_About this exercise_: Look through the records and copy each line that has "Escolher" in it.

[Data about app and page elements]

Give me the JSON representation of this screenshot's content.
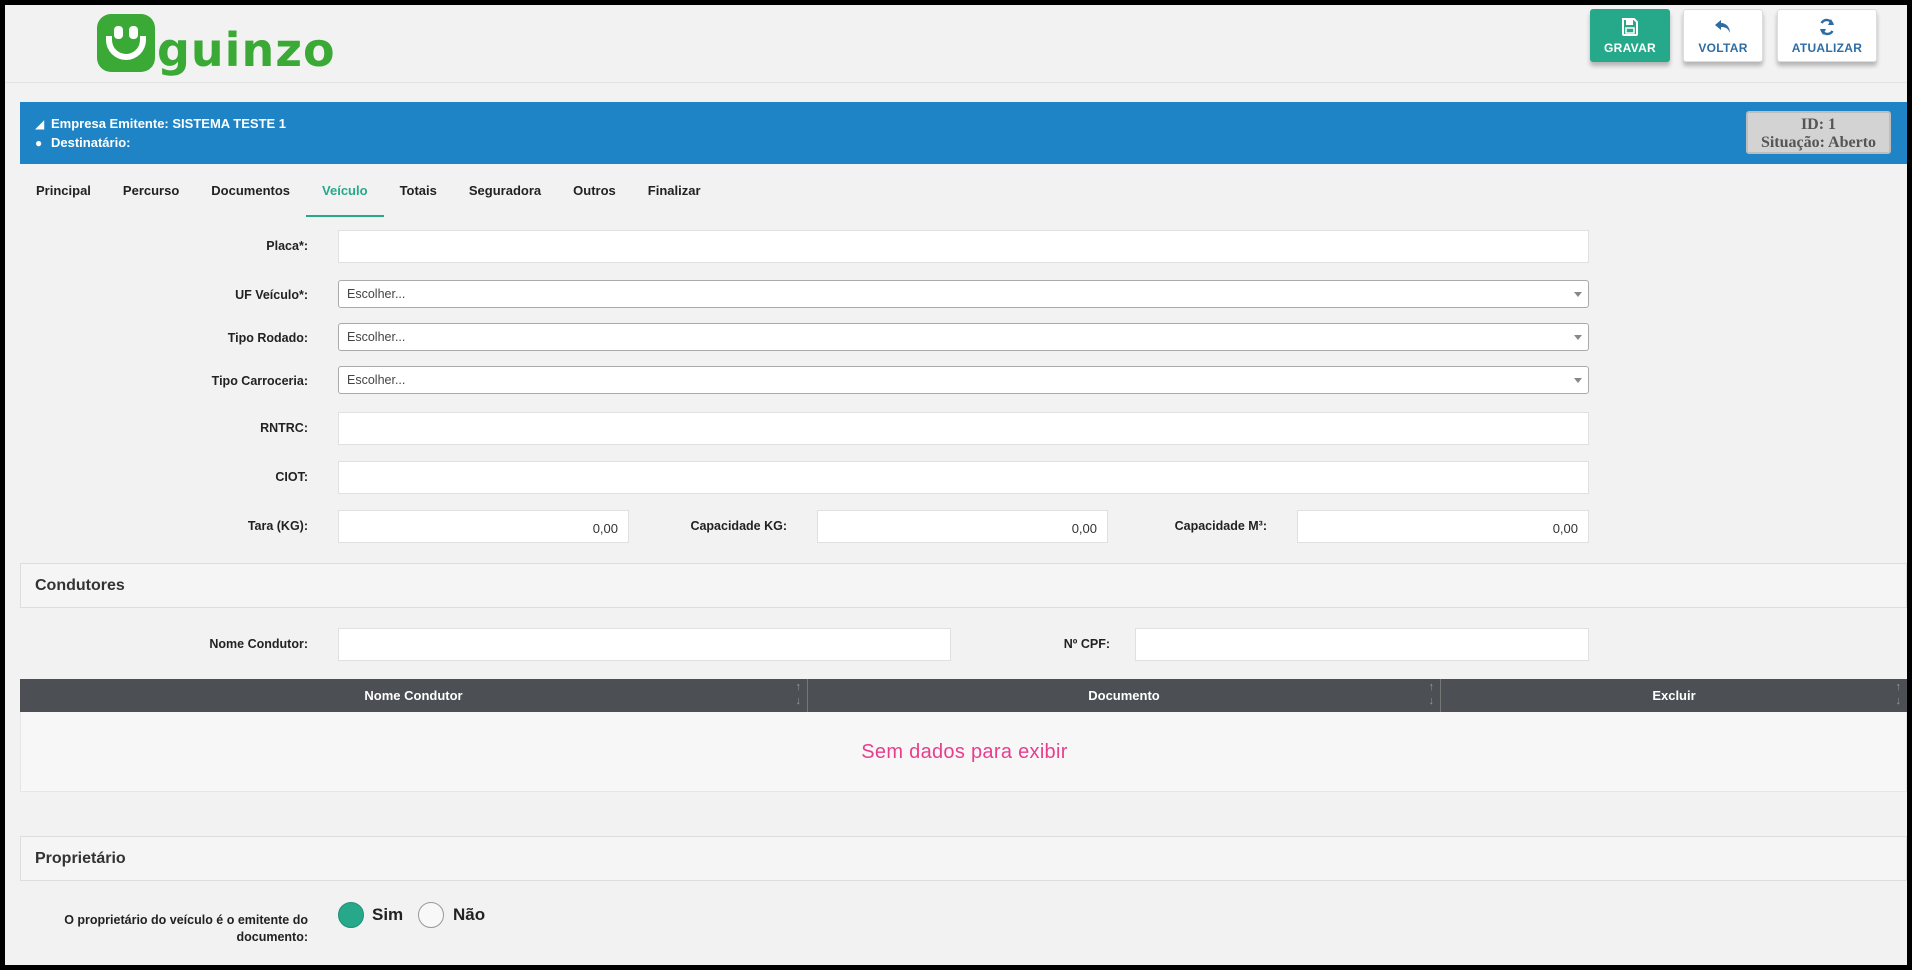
{
  "header": {
    "logo_text": "guinzo",
    "buttons": {
      "save": {
        "label": "GRAVAR",
        "icon": "floppy-disk-icon"
      },
      "back": {
        "label": "VOLTAR",
        "icon": "undo-arrow-icon"
      },
      "refresh": {
        "label": "ATUALIZAR",
        "icon": "refresh-icon"
      }
    }
  },
  "info": {
    "emitter": "Empresa Emitente: SISTEMA TESTE 1",
    "recipient": "Destinatário:",
    "id_text": "ID: 1",
    "status_text": "Situação: Aberto",
    "bar_color": "#1e84c6"
  },
  "tabs": [
    {
      "label": "Principal"
    },
    {
      "label": "Percurso"
    },
    {
      "label": "Documentos"
    },
    {
      "label": "Veículo",
      "active": true
    },
    {
      "label": "Totais"
    },
    {
      "label": "Seguradora"
    },
    {
      "label": "Outros"
    },
    {
      "label": "Finalizar"
    }
  ],
  "vehicle": {
    "plate_label": "Placa*:",
    "plate_value": "",
    "uf_label": "UF Veículo*:",
    "uf_value": "Escolher...",
    "wheel_type_label": "Tipo Rodado:",
    "wheel_type_value": "Escolher...",
    "body_type_label": "Tipo Carroceria:",
    "body_type_value": "Escolher...",
    "rntrc_label": "RNTRC:",
    "rntrc_value": "",
    "ciot_label": "CIOT:",
    "ciot_value": "",
    "tare_label": "Tara (KG):",
    "tare_value": "0,00",
    "capacity_kg_label": "Capacidade KG:",
    "capacity_kg_value": "0,00",
    "capacity_m3_label": "Capacidade M³:",
    "capacity_m3_value": "0,00"
  },
  "drivers": {
    "section_title": "Condutores",
    "name_label": "Nome Condutor:",
    "name_value": "",
    "cpf_label": "Nº CPF:",
    "cpf_value": "",
    "columns": [
      "Nome Condutor",
      "Documento",
      "Excluir"
    ],
    "empty_message": "Sem dados para exibir"
  },
  "owner": {
    "section_title": "Proprietário",
    "question_line1": "O proprietário do veículo é o emitente do",
    "question_line2": "documento:",
    "options": [
      "Sim",
      "Não"
    ],
    "selected": "Sim"
  },
  "colors": {
    "accent": "#26a98a",
    "empty_text": "#e83e8c",
    "brand_green": "#3aa935"
  }
}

_Solution to this exercise_:
    "uf_value": "Escolher...",
    "wheel_type_value": "Escolher...",
    "body_type_value": "Escolher...",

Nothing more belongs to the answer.